[+] Author and Article Information
A. W. Black, E. M. Sparrow

Heat Transfer Laboratory, Department of Mechanical Engineering, University of Minnesota, Minneapolis, Minn.

J. Heat Transfer 89(3), 258-268 (Aug 01, 1967) (11 pages) doi:10.1115/1.3614375 History: Received January 13, 1966; Online August 25, 2011


An experimental investigation, supported by analysis, was performed to determine the heat transfer characteristics for turbulent flow in a circular tube with circumferentially varying wall temperature and wall heat flux. Air was the working fluid. The desired boundary conditions were achieved by electric heating within the wall of a tube whose thickness varied circumferentially. In this way, ratios of maximum-to-minimum wall heat flux as large as two were attained. Local heat transfer coefficients, deduced from the experimental data, display a circumferential variation that is substantially smaller than the heat flux variation. In general, lower heat transfer coefficients correspond to circumferential locations of greater heating, while higher coefficients correspond to locations of lesser heating. The predictions of prior analyses appear to overestimate the circumferential variation of the heat transfer coefficient. A specially designed probe was employed to measure the radial and circumferential temperature distributions within the flowing airstream. On the basis of these measurements, as well as from the heat transfer results, it is concluded that, in the neighborhood of the wall, the tangential turbulent diffusivity is greater than the radial turbulent diffusivity.
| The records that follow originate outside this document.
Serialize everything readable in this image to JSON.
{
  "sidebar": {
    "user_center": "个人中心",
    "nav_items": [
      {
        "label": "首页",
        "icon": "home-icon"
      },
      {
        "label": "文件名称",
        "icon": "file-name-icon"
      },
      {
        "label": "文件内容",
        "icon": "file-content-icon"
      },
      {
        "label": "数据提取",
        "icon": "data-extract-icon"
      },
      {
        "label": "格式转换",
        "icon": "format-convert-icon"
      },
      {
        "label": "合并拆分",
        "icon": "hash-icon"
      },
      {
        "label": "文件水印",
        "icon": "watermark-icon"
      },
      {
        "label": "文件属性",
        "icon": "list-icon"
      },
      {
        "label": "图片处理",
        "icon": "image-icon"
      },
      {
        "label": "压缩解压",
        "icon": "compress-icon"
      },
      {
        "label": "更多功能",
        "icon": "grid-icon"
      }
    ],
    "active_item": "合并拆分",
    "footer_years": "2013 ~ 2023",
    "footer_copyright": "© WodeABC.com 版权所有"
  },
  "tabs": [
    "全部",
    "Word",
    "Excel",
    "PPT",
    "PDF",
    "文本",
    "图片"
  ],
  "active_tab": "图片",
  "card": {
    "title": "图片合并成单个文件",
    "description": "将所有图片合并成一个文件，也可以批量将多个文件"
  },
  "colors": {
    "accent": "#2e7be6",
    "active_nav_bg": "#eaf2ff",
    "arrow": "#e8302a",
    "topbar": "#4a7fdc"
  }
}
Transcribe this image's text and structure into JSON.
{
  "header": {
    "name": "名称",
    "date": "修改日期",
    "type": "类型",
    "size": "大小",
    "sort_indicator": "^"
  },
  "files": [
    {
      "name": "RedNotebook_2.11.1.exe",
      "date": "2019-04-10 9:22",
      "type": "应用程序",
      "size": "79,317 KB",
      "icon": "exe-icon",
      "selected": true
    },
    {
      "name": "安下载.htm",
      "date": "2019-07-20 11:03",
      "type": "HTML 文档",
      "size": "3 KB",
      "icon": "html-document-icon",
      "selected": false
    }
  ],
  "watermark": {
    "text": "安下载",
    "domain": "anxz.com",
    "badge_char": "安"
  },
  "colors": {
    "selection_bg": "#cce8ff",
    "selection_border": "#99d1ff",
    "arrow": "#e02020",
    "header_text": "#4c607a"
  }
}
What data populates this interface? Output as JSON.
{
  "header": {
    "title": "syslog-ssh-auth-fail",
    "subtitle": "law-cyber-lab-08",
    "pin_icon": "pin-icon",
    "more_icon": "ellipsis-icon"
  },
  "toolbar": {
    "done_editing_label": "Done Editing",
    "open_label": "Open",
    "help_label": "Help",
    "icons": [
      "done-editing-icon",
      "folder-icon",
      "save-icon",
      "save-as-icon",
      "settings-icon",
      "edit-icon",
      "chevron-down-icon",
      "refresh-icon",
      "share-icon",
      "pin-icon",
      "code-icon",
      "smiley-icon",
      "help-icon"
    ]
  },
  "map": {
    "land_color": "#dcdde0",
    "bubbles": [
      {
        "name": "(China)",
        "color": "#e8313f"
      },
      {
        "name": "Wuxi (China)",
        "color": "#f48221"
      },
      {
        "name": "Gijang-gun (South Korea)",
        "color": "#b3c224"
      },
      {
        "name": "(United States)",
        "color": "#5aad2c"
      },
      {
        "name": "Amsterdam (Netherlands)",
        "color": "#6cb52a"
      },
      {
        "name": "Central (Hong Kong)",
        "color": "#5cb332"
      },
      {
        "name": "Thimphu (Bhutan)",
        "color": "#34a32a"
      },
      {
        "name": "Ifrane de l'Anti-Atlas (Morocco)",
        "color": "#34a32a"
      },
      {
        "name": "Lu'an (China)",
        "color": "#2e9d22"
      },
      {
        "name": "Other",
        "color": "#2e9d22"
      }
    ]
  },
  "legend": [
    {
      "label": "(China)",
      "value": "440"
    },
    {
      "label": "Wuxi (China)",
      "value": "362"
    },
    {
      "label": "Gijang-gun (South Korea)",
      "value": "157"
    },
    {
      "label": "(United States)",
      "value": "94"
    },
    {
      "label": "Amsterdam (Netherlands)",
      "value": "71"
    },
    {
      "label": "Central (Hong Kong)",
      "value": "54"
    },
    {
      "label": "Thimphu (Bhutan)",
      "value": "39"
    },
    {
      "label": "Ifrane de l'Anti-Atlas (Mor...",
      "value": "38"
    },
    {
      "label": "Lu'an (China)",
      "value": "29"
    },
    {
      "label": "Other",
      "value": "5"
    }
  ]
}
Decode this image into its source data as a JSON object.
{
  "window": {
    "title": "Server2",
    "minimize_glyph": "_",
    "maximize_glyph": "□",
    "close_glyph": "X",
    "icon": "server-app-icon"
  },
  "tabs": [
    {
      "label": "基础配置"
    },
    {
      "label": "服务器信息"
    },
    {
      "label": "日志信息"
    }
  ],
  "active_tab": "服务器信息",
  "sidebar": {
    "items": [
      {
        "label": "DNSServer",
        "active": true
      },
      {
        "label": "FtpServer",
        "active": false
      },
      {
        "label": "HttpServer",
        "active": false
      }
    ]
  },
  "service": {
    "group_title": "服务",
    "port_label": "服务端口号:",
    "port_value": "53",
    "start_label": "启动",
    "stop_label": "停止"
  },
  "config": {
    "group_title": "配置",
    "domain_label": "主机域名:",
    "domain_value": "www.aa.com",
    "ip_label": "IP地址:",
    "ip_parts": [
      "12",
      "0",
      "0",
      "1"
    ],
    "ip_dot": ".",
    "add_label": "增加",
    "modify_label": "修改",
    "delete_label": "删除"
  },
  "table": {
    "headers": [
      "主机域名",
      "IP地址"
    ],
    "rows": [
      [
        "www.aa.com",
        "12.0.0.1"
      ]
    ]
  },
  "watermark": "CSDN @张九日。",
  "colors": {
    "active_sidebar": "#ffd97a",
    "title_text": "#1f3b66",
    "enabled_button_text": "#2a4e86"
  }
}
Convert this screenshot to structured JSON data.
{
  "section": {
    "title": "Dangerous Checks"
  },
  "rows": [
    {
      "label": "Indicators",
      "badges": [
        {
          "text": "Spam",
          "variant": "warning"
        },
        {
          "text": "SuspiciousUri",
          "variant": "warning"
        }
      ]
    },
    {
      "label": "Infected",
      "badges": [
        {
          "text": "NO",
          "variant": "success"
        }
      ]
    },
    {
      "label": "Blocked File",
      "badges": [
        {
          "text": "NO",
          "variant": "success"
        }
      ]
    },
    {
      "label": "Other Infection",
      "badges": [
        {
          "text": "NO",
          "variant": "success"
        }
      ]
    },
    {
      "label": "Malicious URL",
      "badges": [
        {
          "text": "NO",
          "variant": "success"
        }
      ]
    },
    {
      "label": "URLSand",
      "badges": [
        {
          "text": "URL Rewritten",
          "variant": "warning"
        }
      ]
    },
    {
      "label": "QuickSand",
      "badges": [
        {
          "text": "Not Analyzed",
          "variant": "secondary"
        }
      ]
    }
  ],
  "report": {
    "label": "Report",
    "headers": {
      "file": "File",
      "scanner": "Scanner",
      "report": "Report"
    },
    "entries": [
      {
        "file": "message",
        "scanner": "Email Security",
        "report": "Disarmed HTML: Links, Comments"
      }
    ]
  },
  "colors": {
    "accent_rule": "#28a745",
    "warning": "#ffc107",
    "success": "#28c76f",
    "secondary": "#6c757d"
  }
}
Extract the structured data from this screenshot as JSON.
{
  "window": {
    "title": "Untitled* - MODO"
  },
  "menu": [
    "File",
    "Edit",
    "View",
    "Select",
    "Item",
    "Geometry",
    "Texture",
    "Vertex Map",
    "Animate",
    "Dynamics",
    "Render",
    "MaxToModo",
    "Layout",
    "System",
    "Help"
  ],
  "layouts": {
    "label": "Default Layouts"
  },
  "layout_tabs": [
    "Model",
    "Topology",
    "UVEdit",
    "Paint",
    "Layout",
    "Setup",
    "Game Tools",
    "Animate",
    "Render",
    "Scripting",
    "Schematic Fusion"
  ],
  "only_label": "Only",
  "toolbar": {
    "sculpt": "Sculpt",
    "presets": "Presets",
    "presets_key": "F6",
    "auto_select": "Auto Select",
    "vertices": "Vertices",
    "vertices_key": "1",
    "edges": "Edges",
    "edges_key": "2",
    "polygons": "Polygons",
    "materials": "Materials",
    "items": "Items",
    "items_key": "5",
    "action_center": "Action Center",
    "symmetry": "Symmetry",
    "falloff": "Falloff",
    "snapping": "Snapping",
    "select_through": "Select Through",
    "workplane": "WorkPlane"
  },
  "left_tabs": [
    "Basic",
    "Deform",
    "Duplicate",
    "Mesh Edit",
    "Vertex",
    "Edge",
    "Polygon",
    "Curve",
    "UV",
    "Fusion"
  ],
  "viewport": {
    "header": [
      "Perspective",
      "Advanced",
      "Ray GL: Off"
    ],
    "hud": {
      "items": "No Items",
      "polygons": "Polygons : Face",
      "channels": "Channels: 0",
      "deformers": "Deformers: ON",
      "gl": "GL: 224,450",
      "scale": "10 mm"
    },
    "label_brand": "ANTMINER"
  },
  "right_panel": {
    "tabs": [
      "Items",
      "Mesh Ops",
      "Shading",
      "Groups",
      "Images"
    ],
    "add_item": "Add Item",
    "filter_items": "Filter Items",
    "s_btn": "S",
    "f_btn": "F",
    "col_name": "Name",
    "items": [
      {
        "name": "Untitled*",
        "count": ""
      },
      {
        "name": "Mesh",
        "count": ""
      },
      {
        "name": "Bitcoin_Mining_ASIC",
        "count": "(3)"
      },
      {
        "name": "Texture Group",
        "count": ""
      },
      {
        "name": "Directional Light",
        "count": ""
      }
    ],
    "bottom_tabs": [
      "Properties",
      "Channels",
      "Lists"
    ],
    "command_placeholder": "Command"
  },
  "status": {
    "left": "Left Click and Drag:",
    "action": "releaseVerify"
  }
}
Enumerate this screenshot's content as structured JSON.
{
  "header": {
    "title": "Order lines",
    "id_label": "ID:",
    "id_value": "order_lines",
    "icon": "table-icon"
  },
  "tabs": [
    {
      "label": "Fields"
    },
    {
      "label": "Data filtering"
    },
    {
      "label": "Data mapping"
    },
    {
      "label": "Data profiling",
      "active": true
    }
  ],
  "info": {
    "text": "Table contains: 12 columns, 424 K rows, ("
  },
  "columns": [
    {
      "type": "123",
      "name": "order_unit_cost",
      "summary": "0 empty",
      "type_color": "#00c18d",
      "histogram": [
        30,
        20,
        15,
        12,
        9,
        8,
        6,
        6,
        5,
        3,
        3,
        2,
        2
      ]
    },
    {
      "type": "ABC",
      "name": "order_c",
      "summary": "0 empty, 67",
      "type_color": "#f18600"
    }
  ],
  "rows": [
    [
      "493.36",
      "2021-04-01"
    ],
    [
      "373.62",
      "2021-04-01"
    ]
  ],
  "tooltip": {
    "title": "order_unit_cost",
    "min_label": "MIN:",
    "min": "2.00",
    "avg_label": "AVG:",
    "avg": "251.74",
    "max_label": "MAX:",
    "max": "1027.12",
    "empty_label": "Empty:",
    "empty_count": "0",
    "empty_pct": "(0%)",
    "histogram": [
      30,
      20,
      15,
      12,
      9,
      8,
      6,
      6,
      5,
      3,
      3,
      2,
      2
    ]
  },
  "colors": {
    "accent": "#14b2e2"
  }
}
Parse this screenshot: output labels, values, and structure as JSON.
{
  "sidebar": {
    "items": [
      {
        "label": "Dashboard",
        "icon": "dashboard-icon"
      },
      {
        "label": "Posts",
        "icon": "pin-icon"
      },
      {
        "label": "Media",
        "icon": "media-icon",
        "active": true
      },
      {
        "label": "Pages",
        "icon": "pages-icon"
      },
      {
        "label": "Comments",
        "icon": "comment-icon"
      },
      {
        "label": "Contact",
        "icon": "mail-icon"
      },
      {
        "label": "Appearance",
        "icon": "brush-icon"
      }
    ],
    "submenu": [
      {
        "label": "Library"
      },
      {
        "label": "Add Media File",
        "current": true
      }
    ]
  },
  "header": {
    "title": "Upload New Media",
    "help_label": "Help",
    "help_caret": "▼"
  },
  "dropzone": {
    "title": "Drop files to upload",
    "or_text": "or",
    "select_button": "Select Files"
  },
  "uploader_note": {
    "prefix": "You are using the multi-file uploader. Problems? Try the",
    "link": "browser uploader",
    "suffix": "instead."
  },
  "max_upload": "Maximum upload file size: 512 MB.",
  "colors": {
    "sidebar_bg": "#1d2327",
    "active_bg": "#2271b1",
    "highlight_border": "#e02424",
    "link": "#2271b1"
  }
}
The axial thermal development was found to be more rapid on the lesser-heated side of the tube than on the greater-heated side. Experimentally determined circumferential-average heat transfer coefficients agreed well with the predictions of analysis.

Copyright © 1967 by ASME
Your Session has timed out. Please sign back in to continue.






Some tools below are only available to our subscribers or users with an online account.

Related Content

Customize your page view by dragging and repositioning the boxes below.

Related Journal Articles
Related eBook Content
Topic Collections

Sorry! You do not have access to this content. For assistance or to subscribe, please contact us:

  • TELEPHONE: 1-800-843-2763 (Toll-free in the USA)
  • EMAIL: asmedigitalcollection@asme.org
Sign In